The team also traveled to the U.S. headquarters of JBS/Swift in Greeley, Colo., for a tour of the company’s beef processing plant and lab facility. The E.U. officials examined the actual application of PRTs and hide-on cleaning systems. The team also reviewed JBS facilities in Marshalltown, Iowa, touring the pork-processing plant and lab facility. It offered an up-close view of the PRT verification process.

Finally, the tour ended on Thursday at Iowa State University in Ames, where the focus was on advances in meat irradiation. Researchers addressed common misconceptions about irradiation, as well as the promise the technology holds to improve food safety.

John Brook, USMEF regional director for Europe and the Middle East, says the group’s findings during its tour could help the United States in gaining E.U. acceptance of PRT use, and expanding the global understanding of the benefits provided by these technologies.

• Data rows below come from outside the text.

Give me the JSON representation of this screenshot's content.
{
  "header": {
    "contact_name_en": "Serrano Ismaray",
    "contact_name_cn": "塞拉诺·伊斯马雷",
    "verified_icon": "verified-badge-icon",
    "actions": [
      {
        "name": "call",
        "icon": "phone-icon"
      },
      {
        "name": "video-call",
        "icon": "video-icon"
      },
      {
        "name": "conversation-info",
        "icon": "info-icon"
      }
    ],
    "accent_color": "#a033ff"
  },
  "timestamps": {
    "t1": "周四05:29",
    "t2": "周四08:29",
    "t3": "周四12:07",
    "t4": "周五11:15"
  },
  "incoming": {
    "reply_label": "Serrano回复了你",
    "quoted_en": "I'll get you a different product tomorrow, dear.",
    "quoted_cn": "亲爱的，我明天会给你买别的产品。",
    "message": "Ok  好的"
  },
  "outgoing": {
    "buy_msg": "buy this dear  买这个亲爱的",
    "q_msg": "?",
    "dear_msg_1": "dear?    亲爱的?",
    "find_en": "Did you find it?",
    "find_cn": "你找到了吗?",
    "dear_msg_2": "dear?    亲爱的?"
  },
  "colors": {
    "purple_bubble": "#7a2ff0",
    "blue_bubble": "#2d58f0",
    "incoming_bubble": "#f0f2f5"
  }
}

“If the request to use these technologies is coming solely from the United States, it’s not going to go anywhere,” Brook notes. “There must be active interest on the part of the E.U. if we are going to be successful in that effort.”

Source: U.S. Meat Export Federation